ORLANDO, Fla.—Idera Pharmaceuticals Inc., a clinical-stage biopharmaceutical company developing toll-like receptor and RNA therapeutics for patients with cancer and rare diseases, has presented initial clinical data from its ongoing Phase 1/2 clinical trial for IMO-8400, a Toll-like receptor (TLR) 7, 8 and 9 antagonist, being evaluated for the treatment of patients with relapsed or refractory Waldenström’s macroglobulinemia (WM). These results provide evidence that IMO-8400 has clinical activity and is well tolerated. The results were presented during a poster session at the 57th Annual Meeting of the American Society of Hematology in Orlando, Fla.

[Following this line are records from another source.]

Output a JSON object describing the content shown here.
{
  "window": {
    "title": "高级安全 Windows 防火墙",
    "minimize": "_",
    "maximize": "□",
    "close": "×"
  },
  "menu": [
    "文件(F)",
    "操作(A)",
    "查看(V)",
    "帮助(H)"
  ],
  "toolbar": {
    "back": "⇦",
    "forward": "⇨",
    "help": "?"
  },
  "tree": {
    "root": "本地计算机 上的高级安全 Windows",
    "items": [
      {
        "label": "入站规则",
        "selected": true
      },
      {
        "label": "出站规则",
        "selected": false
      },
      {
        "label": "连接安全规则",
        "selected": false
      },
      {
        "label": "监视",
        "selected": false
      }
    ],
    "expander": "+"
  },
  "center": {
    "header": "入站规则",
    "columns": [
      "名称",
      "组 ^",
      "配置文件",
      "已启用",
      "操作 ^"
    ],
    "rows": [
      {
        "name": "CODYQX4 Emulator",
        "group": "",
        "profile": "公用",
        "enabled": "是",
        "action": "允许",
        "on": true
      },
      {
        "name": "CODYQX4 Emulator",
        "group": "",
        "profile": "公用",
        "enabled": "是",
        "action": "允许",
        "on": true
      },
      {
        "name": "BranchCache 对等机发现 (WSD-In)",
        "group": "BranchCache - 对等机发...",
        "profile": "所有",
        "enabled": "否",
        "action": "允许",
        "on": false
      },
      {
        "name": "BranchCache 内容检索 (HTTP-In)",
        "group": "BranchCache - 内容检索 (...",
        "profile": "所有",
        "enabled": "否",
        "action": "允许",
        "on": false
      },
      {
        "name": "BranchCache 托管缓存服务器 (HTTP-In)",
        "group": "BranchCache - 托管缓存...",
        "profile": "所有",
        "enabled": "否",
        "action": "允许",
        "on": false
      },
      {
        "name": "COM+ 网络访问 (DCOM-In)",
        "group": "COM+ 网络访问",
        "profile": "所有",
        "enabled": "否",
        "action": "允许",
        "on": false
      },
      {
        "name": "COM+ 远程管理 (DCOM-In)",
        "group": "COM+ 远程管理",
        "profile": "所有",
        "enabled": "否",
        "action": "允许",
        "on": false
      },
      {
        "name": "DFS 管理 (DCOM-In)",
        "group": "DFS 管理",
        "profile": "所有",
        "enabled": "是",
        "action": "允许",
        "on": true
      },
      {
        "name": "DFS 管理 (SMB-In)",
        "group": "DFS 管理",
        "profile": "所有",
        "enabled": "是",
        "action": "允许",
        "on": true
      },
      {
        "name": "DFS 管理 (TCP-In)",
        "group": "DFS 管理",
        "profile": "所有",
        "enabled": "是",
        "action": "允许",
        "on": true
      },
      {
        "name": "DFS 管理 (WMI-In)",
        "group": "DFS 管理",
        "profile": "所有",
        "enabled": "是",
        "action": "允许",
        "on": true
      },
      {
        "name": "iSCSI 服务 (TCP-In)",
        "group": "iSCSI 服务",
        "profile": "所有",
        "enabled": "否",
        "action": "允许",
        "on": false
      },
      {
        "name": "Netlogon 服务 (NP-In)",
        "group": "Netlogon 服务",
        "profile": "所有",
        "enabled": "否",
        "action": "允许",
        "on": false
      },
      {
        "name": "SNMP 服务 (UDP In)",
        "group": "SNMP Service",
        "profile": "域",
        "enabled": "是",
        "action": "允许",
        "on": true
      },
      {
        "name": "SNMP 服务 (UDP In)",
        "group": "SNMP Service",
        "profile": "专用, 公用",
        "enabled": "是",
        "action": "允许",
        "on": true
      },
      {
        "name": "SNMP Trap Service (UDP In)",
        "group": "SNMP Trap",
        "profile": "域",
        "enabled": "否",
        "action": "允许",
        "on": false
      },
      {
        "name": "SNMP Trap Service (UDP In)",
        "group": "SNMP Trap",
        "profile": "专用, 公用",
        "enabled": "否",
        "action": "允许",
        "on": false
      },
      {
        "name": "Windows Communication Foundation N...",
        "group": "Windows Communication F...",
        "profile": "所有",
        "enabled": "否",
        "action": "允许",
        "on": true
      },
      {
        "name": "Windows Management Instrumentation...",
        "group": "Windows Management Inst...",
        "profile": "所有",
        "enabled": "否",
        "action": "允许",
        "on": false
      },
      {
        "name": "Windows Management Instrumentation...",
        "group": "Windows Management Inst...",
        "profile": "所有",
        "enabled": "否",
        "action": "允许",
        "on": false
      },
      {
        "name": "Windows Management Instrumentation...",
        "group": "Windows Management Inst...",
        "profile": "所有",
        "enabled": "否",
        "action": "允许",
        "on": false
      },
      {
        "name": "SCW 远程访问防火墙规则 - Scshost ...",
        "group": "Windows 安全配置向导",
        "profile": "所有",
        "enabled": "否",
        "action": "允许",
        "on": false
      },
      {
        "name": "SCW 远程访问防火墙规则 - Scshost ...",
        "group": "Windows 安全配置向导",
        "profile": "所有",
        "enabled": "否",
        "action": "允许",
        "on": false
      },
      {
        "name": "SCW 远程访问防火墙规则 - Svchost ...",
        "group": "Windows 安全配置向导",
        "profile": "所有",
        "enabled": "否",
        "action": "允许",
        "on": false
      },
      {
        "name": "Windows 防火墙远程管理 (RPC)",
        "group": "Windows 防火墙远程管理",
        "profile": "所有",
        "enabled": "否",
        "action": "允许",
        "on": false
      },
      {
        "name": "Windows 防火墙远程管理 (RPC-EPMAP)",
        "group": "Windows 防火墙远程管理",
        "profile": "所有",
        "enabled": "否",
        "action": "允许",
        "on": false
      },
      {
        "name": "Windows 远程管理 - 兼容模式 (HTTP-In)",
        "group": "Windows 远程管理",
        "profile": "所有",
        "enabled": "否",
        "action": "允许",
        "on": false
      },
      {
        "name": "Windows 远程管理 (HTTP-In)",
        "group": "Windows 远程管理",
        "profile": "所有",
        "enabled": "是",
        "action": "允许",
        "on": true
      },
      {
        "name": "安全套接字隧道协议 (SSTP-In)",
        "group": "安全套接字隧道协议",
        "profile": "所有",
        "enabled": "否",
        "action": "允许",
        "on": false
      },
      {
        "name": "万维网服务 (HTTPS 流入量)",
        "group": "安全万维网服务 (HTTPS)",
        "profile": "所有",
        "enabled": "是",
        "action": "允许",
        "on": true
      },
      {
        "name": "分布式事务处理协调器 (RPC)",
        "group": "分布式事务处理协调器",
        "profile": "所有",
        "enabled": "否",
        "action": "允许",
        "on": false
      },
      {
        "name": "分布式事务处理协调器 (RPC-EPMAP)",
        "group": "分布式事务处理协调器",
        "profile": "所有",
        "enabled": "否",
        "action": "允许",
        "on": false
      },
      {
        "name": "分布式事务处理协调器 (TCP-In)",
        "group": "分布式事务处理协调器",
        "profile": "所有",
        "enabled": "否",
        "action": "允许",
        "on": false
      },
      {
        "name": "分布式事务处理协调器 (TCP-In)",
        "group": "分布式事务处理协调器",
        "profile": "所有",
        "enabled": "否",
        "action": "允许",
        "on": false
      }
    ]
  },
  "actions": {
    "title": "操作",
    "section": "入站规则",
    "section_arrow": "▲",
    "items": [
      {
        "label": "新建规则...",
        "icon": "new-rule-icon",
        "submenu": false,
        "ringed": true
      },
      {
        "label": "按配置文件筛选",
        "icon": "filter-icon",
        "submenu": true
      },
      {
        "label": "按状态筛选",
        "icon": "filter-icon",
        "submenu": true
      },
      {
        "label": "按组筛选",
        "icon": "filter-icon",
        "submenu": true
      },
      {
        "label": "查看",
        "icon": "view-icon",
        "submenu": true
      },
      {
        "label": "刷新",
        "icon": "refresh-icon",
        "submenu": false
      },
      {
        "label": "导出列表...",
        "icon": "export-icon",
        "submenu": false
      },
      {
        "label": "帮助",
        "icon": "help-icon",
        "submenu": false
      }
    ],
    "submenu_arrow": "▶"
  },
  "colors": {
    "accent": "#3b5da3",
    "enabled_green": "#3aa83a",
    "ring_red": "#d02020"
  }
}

“Our clinical trial in Waldenström’s macroglobulinemia represents the first step in our understanding of the potential role that TLR antagonism could play in B-cell malignancies, specifically in those harboring the MYD88-L265P oncogenic mutation which is highly prevalent in Waldenström’s macroglobulinemia,” stated Vincent Milano, Idera’s CEO. “We are pleased that the initial results from this ongoing trial met our objectives in determining safety and tolerability, as well as clinical activity of IMO-8400 in this patient population. We are further encouraged that the safety profile seen to date will enable us to expand this study to evaluate higher dosing levels of IMO-8400.”
The results reported by Idera Chief Medical Officer Dr. Joanna Horobin are from 15 evaluable patients with WM who had a history of relapse or failure to one or more prior therapies and who completed at least one cycle of therapy with IMO-8400. Patients enrolled in the multi-center, open-label, dose ranging clinical trial which evaluated three dose levels of IMO-8400 (06. mg/kg weekly, 1.2 mg/kg weekly and 1.2mg/kg twice a week) administration for a period of up to 24 weeks. The primary objectives of the study were to assess safety and tolerability, with secondary objectives of assessing clinical activity, pharmacokinetics and defining the optimal dose for further clinical evaluation. In addition to clinical treatment parameters, cytokine levels were analyzed as an exploratory endpoint in the trial.
IMO-8400 was generally well tolerated at all dose levels studied. The maximum tolerated dose of IMO-8400 has not yet been identified.
Across all dose cohorts, six of 15 patients (40 percent) with relapsed or refractory WM had an objective response. Three responders were refractory to their last treatment, including one patient who was refractory to ibrutinib.
In the highest dose cohort, 1.2 mg/kg twice a week, three of six patients (50 percent) had an objective response and two had stable disease. The median time to first response was ~10.5 weeks.
There was improvement in bone marrow findings, hemoglobin and disease symptoms.
An exploratory analysis showed a significant correlation between change in M-protein and a change in IL-10, with decreases in IL-10 being seen in responding patients.
In summary, Milano stressed in a follow-up teleconference, these data in patients with WM provide the first clinical evidence supporting inhibition of the TLR pathway as a potential therapeutic approach for B-cell malignancies characterized by the MYD88 L265P oncogenic mutation. Evaluation of higher IMO-8400 dose levels is planned.
Waldenström’s macroglobulinemia is a rare and slow-growing form of B-cell lymphoma, with approximately 1,000 to 1,500 new cases diagnosed in the United States each year. The median age at diagnosis is between 60 and 70 years of age, and symptoms include fatigue, night sweats, headaches, visual problems, pain and abnormal bleeding due to complications such as anemia, retinopathy and peripheral neuropathy. Approximately 90 percent of WM patients present with the MYD88 L265P oncogenic mutation.
TLRs are receptor proteins that play a central role in the innate immune system. In healthy individuals, TLRs recognize invading pathogens and endogenous molecules released from damaged or dysfunctional cells, and initiate signaling cascades that trigger an inflammatory response. Through these signaling cascades, TLRs are also involved in activating the adaptive immune system, in which B-cells play a critical role. Based on its proprietary chemistry-based discovery platform, Idera discovered and is developing IMO-8400, which has demonstrated activity in multiple preclinical models of cancer and autoimmune disease.
Idera’s proprietary technology involves using a TLR-targeting technology to design synthetic oligonucleotide-based drug candidates that act by modulating the activity of specific TLRs. In addition to its TLR programs, the company is developing a third-generation antisense technology platform that it has created using its proprietary technology to inhibit the production of disease-associated proteins by targeting RNA.